Dead God’s Due by Matt Gilbert
Review by Noelle Nichols
This book surprised me, and not quite in a good way. I had absolutely no idea where it was going at first, and I didn’t even fully understand the point of the prologue until the end of the book, which had me questioning why it was even included. The beginning prologue and first chapters usually give you a good impression of what’s to come, and I was a little blind-sided by what this story turned into.
My overall impression of the first part of this book was very Romanesque world, but the book suddenly shifts about six or so chapters into the novel to be more of a political, game of thrones cut-throat world where it’s about backstabbing and betrayal between houses. I personally enjoyed the beginning of this book more because I enjoyed the details of the world and the adventure of those characters as opposed to pages and pages of dialog and people yelling at one another.

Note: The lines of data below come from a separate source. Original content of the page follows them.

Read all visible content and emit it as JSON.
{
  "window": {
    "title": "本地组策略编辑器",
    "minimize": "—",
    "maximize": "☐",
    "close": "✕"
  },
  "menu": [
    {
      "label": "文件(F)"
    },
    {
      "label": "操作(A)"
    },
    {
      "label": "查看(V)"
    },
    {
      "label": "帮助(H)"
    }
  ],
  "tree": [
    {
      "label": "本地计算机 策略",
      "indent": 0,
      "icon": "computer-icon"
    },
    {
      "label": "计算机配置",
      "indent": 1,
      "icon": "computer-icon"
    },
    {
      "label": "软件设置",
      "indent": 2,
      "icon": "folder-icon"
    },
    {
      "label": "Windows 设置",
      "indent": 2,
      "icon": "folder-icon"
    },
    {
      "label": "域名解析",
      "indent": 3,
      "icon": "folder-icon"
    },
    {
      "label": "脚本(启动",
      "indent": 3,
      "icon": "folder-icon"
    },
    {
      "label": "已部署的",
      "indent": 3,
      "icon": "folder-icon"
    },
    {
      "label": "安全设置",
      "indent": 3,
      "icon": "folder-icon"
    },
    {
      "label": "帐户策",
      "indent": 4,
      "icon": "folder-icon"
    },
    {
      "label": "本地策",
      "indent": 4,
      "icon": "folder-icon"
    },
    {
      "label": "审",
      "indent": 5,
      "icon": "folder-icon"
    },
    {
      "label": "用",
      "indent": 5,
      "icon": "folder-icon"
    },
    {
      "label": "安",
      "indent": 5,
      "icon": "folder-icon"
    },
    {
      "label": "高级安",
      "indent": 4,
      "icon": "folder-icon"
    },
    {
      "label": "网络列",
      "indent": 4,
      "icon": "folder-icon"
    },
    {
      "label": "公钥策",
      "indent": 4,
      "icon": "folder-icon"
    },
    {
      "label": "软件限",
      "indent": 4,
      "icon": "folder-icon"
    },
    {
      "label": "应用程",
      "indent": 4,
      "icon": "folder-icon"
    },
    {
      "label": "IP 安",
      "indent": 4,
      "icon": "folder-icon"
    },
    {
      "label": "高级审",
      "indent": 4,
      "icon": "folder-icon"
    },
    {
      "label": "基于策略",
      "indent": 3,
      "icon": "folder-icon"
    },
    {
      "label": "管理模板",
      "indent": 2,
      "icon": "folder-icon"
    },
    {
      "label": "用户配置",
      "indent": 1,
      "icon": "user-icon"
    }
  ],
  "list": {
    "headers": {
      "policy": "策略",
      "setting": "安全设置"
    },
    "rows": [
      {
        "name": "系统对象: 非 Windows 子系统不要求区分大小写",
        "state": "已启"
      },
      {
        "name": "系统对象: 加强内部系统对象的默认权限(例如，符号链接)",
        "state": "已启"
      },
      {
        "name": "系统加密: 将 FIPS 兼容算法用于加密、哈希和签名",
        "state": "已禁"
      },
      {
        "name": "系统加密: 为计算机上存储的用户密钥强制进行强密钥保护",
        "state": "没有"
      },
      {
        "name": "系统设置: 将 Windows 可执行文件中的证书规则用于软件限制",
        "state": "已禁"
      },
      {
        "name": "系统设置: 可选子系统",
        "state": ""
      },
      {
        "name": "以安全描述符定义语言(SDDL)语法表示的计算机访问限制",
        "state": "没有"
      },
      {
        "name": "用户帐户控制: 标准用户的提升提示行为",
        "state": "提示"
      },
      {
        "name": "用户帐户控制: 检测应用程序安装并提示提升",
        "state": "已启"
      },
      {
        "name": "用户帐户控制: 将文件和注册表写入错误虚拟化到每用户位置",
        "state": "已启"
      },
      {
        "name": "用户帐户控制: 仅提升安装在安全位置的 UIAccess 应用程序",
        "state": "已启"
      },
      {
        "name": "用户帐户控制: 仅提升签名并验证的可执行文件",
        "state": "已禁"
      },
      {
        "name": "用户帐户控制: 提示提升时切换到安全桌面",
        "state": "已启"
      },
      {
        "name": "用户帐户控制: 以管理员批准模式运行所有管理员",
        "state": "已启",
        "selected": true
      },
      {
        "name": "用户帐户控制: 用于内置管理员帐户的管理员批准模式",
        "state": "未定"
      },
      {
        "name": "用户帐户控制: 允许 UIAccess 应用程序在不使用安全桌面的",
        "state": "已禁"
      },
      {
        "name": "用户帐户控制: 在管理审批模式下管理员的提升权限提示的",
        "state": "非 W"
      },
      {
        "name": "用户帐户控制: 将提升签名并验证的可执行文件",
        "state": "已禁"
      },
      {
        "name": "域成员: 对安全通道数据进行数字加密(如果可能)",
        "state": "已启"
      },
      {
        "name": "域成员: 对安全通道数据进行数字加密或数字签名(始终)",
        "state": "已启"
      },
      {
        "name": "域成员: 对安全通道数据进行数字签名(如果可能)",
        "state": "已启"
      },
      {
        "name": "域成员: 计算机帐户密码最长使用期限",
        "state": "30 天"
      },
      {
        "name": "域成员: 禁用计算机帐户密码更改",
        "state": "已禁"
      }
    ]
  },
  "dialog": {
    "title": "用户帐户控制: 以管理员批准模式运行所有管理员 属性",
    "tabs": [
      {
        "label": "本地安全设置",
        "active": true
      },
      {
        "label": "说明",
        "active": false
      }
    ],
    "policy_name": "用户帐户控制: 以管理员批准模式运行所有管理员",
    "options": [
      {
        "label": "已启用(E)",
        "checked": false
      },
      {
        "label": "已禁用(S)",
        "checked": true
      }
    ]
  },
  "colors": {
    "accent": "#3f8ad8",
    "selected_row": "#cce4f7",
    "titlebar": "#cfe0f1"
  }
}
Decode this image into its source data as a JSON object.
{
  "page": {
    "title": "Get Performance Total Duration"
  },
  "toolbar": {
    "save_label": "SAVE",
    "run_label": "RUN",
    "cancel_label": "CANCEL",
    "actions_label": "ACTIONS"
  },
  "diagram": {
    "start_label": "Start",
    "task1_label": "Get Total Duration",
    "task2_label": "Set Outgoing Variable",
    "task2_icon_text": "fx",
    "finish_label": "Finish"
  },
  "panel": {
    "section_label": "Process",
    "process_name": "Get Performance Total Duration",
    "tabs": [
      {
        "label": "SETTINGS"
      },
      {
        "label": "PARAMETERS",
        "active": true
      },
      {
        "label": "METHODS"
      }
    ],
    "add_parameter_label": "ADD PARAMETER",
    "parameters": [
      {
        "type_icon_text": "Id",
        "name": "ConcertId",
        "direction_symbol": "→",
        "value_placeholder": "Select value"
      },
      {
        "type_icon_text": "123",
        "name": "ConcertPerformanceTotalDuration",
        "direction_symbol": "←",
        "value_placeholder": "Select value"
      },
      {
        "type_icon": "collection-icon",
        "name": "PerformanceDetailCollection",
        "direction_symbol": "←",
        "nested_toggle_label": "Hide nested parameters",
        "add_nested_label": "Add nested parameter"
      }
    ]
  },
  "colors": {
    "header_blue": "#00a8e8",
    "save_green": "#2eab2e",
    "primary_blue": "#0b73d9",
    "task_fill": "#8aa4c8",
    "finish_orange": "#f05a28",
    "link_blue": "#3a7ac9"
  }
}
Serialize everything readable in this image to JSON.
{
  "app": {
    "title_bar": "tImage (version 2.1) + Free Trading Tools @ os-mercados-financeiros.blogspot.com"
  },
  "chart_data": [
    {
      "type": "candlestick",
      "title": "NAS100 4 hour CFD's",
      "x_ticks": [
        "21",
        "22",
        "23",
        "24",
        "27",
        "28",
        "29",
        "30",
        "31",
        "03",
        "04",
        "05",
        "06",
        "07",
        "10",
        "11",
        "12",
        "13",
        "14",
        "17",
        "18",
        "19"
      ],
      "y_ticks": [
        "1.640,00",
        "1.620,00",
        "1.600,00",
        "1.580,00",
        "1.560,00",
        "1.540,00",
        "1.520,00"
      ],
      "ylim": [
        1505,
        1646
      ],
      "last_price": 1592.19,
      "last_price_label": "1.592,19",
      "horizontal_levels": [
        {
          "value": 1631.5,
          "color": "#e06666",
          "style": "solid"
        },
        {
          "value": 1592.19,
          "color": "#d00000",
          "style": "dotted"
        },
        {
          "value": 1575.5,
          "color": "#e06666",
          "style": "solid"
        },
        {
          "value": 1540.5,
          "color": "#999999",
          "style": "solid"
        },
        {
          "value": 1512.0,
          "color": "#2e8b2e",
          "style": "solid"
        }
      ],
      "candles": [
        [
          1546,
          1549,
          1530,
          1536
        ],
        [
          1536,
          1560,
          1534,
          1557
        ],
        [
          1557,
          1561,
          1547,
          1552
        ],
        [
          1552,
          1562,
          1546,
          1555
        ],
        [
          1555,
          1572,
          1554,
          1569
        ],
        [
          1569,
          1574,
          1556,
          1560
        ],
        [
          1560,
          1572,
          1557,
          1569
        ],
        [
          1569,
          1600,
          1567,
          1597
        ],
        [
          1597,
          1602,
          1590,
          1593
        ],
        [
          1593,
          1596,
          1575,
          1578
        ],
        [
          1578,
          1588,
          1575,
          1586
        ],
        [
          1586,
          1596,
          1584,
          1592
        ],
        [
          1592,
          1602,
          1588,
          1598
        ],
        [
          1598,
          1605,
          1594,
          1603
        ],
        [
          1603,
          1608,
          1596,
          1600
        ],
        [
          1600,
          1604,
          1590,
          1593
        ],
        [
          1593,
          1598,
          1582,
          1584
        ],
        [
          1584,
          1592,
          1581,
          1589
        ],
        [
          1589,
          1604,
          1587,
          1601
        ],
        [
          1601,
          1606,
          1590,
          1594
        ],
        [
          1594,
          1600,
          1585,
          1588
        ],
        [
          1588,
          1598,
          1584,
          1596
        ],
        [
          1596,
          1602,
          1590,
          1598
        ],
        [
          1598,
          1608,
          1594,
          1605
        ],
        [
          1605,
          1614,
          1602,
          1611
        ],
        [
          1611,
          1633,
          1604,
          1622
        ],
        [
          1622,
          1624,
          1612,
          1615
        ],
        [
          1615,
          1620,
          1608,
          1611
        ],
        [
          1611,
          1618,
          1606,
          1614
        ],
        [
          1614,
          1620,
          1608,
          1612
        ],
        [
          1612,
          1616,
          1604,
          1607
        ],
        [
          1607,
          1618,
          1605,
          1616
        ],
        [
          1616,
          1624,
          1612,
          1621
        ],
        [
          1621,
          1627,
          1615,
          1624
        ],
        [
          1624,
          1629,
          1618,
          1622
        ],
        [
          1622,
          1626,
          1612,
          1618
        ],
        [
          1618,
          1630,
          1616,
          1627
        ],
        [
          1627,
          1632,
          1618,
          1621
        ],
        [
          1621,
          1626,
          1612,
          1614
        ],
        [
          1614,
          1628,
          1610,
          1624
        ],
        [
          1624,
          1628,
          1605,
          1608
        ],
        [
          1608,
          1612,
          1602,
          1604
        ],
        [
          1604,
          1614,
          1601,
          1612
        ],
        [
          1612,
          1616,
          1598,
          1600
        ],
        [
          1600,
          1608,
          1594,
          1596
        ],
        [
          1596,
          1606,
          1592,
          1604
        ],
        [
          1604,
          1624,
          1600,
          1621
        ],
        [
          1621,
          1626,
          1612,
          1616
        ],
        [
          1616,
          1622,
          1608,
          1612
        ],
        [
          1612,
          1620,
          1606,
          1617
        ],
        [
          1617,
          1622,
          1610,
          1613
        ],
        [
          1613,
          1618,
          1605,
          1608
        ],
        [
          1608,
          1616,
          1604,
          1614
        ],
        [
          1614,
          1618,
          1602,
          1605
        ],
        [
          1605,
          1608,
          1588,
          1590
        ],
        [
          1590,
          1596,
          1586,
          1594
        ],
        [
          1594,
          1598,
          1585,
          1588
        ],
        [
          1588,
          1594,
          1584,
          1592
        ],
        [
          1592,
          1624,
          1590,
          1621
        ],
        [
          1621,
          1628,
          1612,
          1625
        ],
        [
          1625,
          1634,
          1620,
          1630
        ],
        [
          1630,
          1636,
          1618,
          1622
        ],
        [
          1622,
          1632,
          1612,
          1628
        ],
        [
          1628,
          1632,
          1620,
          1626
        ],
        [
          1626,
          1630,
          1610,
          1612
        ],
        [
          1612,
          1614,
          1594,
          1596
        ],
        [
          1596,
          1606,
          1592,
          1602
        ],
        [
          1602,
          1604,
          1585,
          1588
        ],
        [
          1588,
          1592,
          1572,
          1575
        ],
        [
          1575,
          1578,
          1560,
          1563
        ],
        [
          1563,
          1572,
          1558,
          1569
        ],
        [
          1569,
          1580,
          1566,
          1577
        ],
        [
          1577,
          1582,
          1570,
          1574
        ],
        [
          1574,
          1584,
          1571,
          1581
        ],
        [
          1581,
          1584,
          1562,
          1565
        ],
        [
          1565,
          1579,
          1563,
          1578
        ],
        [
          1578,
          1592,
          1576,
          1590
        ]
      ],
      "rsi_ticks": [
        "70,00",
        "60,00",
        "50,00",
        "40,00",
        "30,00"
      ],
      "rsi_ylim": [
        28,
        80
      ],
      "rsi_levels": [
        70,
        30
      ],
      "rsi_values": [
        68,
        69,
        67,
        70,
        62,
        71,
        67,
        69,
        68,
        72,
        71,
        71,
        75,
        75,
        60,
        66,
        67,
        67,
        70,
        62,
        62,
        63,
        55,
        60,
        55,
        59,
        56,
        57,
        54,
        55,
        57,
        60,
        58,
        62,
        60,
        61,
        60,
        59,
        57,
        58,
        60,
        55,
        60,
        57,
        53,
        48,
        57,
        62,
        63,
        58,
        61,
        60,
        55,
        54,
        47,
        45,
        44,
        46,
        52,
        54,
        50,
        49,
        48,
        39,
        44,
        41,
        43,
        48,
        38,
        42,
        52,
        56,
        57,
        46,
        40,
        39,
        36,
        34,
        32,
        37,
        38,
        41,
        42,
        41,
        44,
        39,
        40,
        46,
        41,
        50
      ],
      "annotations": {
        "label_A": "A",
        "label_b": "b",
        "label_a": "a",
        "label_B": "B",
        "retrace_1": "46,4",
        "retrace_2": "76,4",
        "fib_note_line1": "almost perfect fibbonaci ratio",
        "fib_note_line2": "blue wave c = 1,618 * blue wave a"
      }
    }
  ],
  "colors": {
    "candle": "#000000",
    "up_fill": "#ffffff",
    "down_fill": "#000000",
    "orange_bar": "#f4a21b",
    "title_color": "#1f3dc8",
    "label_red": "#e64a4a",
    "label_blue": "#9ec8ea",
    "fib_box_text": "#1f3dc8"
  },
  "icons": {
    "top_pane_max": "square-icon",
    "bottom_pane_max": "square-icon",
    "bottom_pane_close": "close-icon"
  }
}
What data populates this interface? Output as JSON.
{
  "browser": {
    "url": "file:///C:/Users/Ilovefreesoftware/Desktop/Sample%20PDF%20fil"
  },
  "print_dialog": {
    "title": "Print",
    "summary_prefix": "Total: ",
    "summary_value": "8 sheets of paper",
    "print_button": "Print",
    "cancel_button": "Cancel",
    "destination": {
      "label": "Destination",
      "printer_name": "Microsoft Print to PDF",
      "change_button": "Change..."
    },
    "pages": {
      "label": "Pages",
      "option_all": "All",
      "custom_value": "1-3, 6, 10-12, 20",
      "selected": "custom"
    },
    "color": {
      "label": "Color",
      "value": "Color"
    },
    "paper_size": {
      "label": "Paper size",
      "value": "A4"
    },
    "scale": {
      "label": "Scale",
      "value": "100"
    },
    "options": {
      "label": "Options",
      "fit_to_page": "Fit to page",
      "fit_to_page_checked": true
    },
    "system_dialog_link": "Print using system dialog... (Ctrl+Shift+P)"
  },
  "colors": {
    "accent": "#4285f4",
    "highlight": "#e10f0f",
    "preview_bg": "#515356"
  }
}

Matt Gilbertt has a wonderful gift for description, which I wish came more through in the latter half of the book, though there wasn’t much opportunity for it. The last half basically takes place in the same setting, leaving no room for details other than facial expressions and colorful language. There are, however, some wonderful passages where you’re completely transported into the world with fresh details throughout the book, but they are few, and I find it a shame because I enjoyed them a lot.
The writing style, when the settings calls for it, is rich and detailed. The dialogue is well written. There were a couple on instances where more “modern” phrases and clichés were used (birthday cake, “sue me”, “pale in comparison”, pregnancy test, “need to know basis”), which kind of pulled me out of the original impression of the Roman world where very archaic words are used. Personally, I hate most modern phrases and words in fantasy, unless it’s in an Urban fantasy setting, and if I were beta-reading this, I would have noted them to be thought about by the author.
Totally a personal preference, but I was digging the ancient Roman feel to it.
I thought the story, once it veered off from the beginning, played out at good pace. There were a few scene changes I felt were too rush, particularly nearing the end where the character POV could have benefitted from being a little longer. This story is told in third person, omniscient, but with direct character thoughts which allow us a glimpse inside the characters’ heads to feel closer to them. This was very well done by the author, and I enjoyed that aspect.
The main plot mostly revolved around the Southlanders (the original main characters of the story) traveling to another place in hopes of discovering the ancient evil foretold by the prophecy (in an attempt to stop war, I believe—it was a little vague). There they meet the people living there who are afraid that is why they came and the political turmoil ensues.
I had a few characters I really liked, particularly the Southlander more Roman-type people. They were proud warriors, just like the Spartans, but we don’t get to see too much of their story after the shift. Maybe in book two? I liked their crude humor.
Despite all my critique, I did enjoy what the story ended up as. I feared for the characters’ lives, enjoyed the small respites and saw a world created by a talented author. My hopes for the the next book is that we get back to the magic and the power of the Meites that is barely touched upon in the first book. It’s hard to say where the second book will go, but judging from the first, I would say we’re heading back on course to the prophecy.